### Your goal
Reproduce each line of the listing exactly.
────────
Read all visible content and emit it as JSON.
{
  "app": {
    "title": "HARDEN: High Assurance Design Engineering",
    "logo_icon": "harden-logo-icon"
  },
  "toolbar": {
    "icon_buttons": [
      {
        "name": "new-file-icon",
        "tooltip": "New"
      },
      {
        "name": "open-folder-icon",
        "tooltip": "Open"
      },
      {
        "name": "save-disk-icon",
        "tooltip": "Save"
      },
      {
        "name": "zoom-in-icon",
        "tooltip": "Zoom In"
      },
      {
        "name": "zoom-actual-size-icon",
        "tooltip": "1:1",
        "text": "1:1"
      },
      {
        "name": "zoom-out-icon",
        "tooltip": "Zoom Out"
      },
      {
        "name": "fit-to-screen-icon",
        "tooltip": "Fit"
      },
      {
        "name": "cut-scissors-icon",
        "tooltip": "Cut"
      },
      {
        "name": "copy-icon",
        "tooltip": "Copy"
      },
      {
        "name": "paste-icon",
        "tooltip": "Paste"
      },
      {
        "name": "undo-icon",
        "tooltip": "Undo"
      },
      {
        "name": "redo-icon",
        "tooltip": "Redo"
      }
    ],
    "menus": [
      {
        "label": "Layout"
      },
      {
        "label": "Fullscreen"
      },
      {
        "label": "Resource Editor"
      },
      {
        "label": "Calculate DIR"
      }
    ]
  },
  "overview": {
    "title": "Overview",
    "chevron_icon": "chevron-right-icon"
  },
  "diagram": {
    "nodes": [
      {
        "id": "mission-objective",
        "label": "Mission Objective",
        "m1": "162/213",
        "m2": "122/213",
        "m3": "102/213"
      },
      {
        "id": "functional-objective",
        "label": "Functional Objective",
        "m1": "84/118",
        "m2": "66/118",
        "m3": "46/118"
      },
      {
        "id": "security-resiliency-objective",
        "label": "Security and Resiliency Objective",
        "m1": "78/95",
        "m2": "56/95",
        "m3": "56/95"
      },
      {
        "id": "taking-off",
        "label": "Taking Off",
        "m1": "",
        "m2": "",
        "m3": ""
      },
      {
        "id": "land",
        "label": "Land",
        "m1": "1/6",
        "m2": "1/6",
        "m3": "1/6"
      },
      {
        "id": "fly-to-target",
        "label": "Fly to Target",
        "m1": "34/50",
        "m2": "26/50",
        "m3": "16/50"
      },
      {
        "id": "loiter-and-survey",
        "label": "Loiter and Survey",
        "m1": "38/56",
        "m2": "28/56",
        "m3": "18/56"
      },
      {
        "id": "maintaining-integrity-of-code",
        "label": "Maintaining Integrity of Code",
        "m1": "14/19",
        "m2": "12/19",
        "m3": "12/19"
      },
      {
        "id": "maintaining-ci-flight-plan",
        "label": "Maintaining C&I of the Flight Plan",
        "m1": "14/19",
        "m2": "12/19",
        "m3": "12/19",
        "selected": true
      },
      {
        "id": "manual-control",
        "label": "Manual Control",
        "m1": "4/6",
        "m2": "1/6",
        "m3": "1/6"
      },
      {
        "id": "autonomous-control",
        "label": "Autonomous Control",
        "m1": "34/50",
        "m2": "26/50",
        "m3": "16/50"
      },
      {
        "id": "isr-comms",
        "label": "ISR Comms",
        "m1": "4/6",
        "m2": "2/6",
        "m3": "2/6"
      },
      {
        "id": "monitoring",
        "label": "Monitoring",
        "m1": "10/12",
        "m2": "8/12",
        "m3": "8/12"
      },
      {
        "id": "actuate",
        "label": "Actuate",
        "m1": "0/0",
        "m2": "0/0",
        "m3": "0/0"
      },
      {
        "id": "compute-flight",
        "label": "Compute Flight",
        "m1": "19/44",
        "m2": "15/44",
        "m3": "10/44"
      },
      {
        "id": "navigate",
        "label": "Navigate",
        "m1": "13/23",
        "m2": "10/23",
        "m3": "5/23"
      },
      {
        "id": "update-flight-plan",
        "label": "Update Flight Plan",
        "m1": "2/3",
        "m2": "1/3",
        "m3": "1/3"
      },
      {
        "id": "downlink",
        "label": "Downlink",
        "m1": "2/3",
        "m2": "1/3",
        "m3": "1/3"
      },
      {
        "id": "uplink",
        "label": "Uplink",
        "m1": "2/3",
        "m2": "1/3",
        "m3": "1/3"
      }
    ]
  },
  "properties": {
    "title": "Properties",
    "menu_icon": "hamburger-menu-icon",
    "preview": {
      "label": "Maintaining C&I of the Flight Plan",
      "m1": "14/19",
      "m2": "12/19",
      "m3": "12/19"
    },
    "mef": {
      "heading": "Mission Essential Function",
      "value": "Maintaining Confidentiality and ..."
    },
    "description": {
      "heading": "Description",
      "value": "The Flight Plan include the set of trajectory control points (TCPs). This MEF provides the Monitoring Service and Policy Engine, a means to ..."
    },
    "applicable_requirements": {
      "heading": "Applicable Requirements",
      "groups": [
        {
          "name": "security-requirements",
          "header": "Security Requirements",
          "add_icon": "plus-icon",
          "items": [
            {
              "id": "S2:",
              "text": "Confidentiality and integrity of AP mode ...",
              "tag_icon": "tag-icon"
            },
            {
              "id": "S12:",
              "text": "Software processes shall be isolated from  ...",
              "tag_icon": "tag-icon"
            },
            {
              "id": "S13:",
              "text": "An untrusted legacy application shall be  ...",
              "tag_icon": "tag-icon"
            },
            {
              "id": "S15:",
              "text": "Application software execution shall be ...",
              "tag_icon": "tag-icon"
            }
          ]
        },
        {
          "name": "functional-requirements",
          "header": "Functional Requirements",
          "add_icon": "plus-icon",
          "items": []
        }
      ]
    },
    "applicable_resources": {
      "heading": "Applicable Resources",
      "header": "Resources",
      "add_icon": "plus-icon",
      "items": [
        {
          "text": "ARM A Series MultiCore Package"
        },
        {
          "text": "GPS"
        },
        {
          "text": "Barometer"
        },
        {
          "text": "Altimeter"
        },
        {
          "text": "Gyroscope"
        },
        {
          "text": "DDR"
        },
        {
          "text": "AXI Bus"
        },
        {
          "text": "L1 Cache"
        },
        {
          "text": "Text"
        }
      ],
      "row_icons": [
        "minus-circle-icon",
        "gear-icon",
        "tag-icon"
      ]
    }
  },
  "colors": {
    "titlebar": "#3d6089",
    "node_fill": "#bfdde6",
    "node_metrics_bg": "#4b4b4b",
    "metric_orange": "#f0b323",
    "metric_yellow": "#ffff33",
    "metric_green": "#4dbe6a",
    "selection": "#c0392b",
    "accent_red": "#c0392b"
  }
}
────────
### Solution
Read all visible content and emit it as JSON.
{
  "app": {
    "title": "HARDEN: High Assurance Design Engineering",
    "logo_icon": "harden-logo-icon"
  },
  "toolbar": {
    "icon_buttons": [
      {
        "name": "new-file-icon",
        "tooltip": "New"
      },
      {
        "name": "open-folder-icon",
        "tooltip": "Open"
      },
      {
        "name": "save-disk-icon",
        "tooltip": "Save"
      },
      {
        "name": "zoom-in-icon",
        "tooltip": "Zoom In"
      },
      {
        "name": "zoom-actual-size-icon",
        "tooltip": "1:1",
        "text": "1:1"
      },
      {
        "name": "zoom-out-icon",
        "tooltip": "Zoom Out"
      },
      {
        "name": "fit-to-screen-icon",
        "tooltip": "Fit"
      },
      {
        "name": "cut-scissors-icon",
        "tooltip": "Cut"
      },
      {
        "name": "copy-icon",
        "tooltip": "Copy"
      },
      {
        "name": "paste-icon",
        "tooltip": "Paste"
      },
      {
        "name": "undo-icon",
        "tooltip": "Undo"
      },
      {
        "name": "redo-icon",
        "tooltip": "Redo"
      }
    ],
    "menus": [
      {
        "label": "Layout"
      },
      {
        "label": "Fullscreen"
      },
      {
        "label": "Resource Editor"
      },
      {
        "label": "Calculate DIR"
      }
    ]
  },
  "overview": {
    "title": "Overview",
    "chevron_icon": "chevron-right-icon"
  },
  "diagram": {
    "nodes": [
      {
        "id": "mission-objective",
        "label": "Mission Objective",
        "m1": "162/213",
        "m2": "122/213",
        "m3": "102/213"
      },
      {
        "id": "functional-objective",
        "label": "Functional Objective",
        "m1": "84/118",
        "m2": "66/118",
        "m3": "46/118"
      },
      {
        "id": "security-resiliency-objective",
        "label": "Security and Resiliency Objective",
        "m1": "78/95",
        "m2": "56/95",
        "m3": "56/95"
      },
      {
        "id": "taking-off",
        "label": "Taking Off",
        "m1": "",
        "m2": "",
        "m3": ""
      },
      {
        "id": "land",
        "label": "Land",
        "m1": "1/6",
        "m2": "1/6",
        "m3": "1/6"
      },
      {
        "id": "fly-to-target",
        "label": "Fly to Target",
        "m1": "34/50",
        "m2": "26/50",
        "m3": "16/50"
      },
      {
        "id": "loiter-and-survey",
        "label": "Loiter and Survey",
        "m1": "38/56",
        "m2": "28/56",
        "m3": "18/56"
      },
      {
        "id": "maintaining-integrity-of-code",
        "label": "Maintaining Integrity of Code",
        "m1": "14/19",
        "m2": "12/19",
        "m3": "12/19"
      },
      {
        "id": "maintaining-ci-flight-plan",
        "label": "Maintaining C&I of the Flight Plan",
        "m1": "14/19",
        "m2": "12/19",
        "m3": "12/19",
        "selected": true
      },
      {
        "id": "manual-control",
        "label": "Manual Control",
        "m1": "4/6",
        "m2": "1/6",
        "m3": "1/6"
      },
      {
        "id": "autonomous-control",
        "label": "Autonomous Control",
        "m1": "34/50",
        "m2": "26/50",
        "m3": "16/50"
      },
      {
        "id": "isr-comms",
        "label": "ISR Comms",
        "m1": "4/6",
        "m2": "2/6",
        "m3": "2/6"
      },
      {
        "id": "monitoring",
        "label": "Monitoring",
        "m1": "10/12",
        "m2": "8/12",
        "m3": "8/12"
      },
      {
        "id": "actuate",
        "label": "Actuate",
        "m1": "0/0",
        "m2": "0/0",
        "m3": "0/0"
      },
      {
        "id": "compute-flight",
        "label": "Compute Flight",
        "m1": "19/44",
        "m2": "15/44",
        "m3": "10/44"
      },
      {
        "id": "navigate",
        "label": "Navigate",
        "m1": "13/23",
        "m2": "10/23",
        "m3": "5/23"
      },
      {
        "id": "update-flight-plan",
        "label": "Update Flight Plan",
        "m1": "2/3",
        "m2": "1/3",
        "m3": "1/3"
      },
      {
        "id": "downlink",
        "label": "Downlink",
        "m1": "2/3",
        "m2": "1/3",
        "m3": "1/3"
      },
      {
        "id": "uplink",
        "label": "Uplink",
        "m1": "2/3",
        "m2": "1/3",
        "m3": "1/3"
      }
    ]
  },
  "properties": {
    "title": "Properties",
    "menu_icon": "hamburger-menu-icon",
    "preview": {
      "label": "Maintaining C&I of the Flight Plan",
      "m1": "14/19",
      "m2": "12/19",
      "m3": "12/19"
    },
    "mef": {
      "heading": "Mission Essential Function",
      "value": "Maintaining Confidentiality and ..."
    },
    "description": {
      "heading": "Description",
      "value": "The Flight Plan include the set of trajectory control points (TCPs). This MEF provides the Monitoring Service and Policy Engine, a means to ..."
    },
    "applicable_requirements": {
      "heading": "Applicable Requirements",
      "groups": [
        {
          "name": "security-requirements",
          "header": "Security Requirements",
          "add_icon": "plus-icon",
          "items": [
            {
              "id": "S2:",
              "text": "Confidentiality and integrity of AP mode ...",
              "tag_icon": "tag-icon"
            },
            {
              "id": "S12:",
              "text": "Software processes shall be isolated from  ...",
              "tag_icon": "tag-icon"
            },
            {
              "id": "S13:",
              "text": "An untrusted legacy application shall be  ...",
              "tag_icon": "tag-icon"
            },
            {
              "id": "S15:",
              "text": "Application software execution shall be ...",
              "tag_icon": "tag-icon"
            }
          ]
        },
        {
          "name": "functional-requirements",
          "header": "Functional Requirements",
          "add_icon": "plus-icon",
          "items": []
        }
      ]
    },
    "applicable_resources": {
      "heading": "Applicable Resources",
      "header": "Resources",
      "add_icon": "plus-icon",
      "items": [
        {
          "text": "ARM A Series MultiCore Package"
        },
        {
          "text": "GPS"
        },
        {
          "text": "Barometer"
        },
        {
          "text": "Altimeter"
        },
        {
          "text": "Gyroscope"
        },
        {
          "text": "DDR"
        },
        {
          "text": "AXI Bus"
        },
        {
          "text": "L1 Cache"
        },
        {
          "text": "Text"
        }
      ],
      "row_icons": [
        "minus-circle-icon",
        "gear-icon",
        "tag-icon"
      ]
    }
  },
  "colors": {
    "titlebar": "#3d6089",
    "node_fill": "#bfdde6",
    "node_metrics_bg": "#4b4b4b",
    "metric_orange": "#f0b323",
    "metric_yellow": "#ffff33",
    "metric_green": "#4dbe6a",
    "selection": "#c0392b",
    "accent_red": "#c0392b"
  }
}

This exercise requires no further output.